-------- Records for this exercise --------

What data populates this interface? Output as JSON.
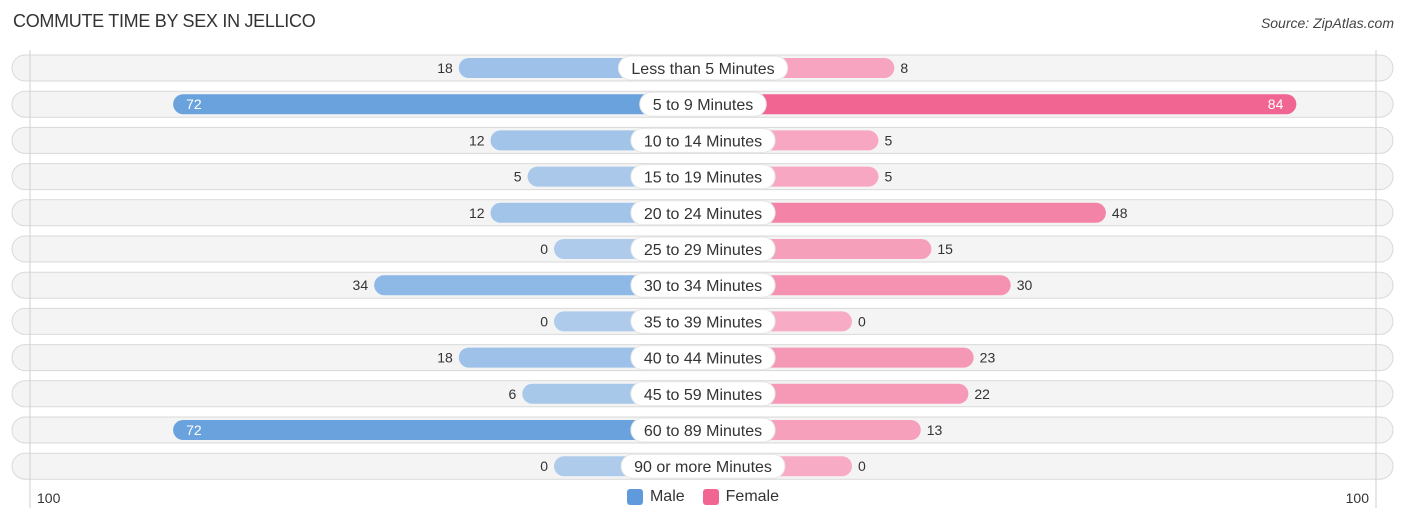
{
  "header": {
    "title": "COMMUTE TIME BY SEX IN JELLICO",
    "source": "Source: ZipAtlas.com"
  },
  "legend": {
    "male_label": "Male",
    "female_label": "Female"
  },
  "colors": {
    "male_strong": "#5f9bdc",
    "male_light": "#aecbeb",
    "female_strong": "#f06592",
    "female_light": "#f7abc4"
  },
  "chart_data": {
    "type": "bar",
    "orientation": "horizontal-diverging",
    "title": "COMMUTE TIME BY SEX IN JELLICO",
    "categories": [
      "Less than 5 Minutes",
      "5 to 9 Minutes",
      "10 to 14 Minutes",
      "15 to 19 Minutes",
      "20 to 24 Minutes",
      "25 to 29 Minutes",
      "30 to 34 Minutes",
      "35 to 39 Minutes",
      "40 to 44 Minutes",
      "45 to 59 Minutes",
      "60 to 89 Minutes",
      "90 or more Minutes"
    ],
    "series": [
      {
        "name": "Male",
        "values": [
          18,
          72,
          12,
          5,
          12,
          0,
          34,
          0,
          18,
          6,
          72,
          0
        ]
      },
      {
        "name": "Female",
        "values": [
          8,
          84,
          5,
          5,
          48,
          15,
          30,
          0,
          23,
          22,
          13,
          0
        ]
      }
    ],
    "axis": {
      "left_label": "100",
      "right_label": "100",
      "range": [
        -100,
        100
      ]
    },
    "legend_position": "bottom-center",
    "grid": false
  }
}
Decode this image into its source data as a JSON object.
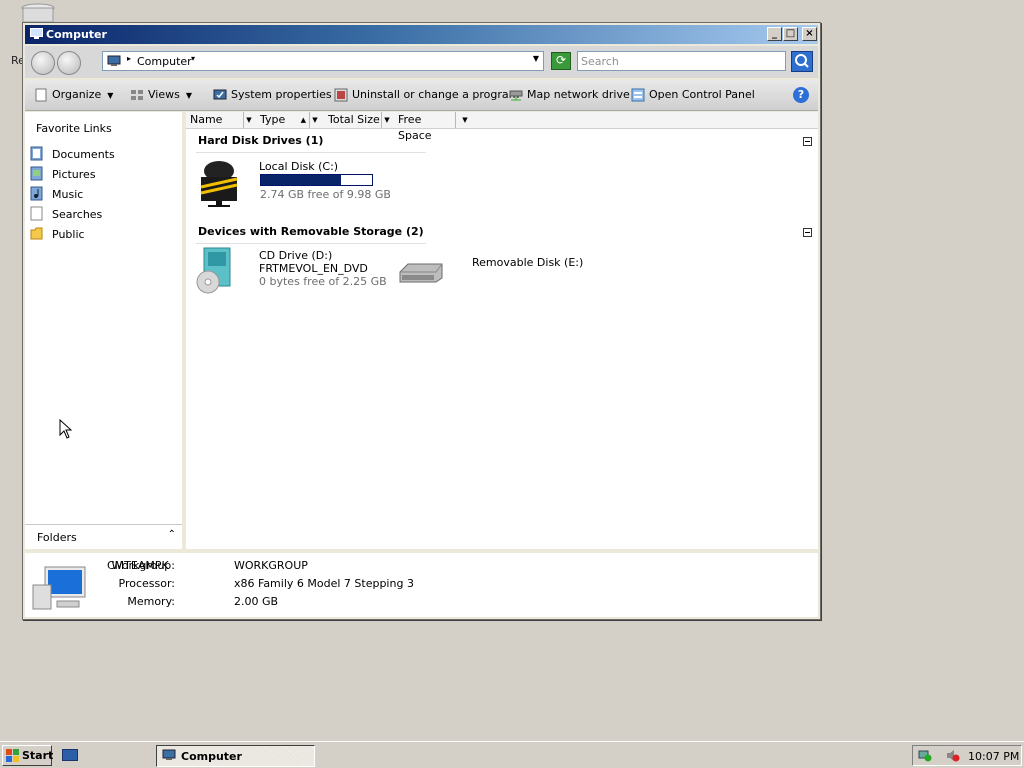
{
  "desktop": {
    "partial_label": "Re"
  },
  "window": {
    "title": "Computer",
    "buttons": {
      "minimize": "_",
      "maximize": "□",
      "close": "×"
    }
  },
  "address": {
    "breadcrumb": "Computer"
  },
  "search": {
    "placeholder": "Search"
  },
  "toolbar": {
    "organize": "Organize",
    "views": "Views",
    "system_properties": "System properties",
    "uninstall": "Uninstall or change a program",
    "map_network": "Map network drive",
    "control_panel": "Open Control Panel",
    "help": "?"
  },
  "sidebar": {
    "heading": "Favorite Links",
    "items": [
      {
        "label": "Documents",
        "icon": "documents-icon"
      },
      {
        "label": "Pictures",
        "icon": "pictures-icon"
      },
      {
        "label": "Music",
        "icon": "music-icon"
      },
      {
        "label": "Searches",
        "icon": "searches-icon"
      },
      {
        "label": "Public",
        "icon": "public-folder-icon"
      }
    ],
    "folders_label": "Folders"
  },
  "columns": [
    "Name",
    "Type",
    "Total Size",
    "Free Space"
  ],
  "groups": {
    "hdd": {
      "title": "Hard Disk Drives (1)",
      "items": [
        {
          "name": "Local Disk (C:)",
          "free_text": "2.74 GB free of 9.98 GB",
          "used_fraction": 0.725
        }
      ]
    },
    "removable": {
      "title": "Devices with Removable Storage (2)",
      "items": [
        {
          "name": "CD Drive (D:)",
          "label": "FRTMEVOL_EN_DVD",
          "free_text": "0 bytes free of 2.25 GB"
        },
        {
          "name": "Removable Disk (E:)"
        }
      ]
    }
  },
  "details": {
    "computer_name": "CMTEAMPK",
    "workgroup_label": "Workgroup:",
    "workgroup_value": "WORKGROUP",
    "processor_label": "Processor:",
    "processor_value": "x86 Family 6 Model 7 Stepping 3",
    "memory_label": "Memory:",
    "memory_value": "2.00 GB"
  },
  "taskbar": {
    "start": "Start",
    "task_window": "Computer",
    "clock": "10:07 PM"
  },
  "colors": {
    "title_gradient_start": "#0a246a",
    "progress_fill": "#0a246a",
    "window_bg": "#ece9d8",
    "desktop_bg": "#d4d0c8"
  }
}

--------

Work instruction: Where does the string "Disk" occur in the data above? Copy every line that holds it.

Task output:
      "title": "Hard Disk Drives (1)",
          "name": "Local Disk (C:)",
          "name": "Removable Disk (E:)"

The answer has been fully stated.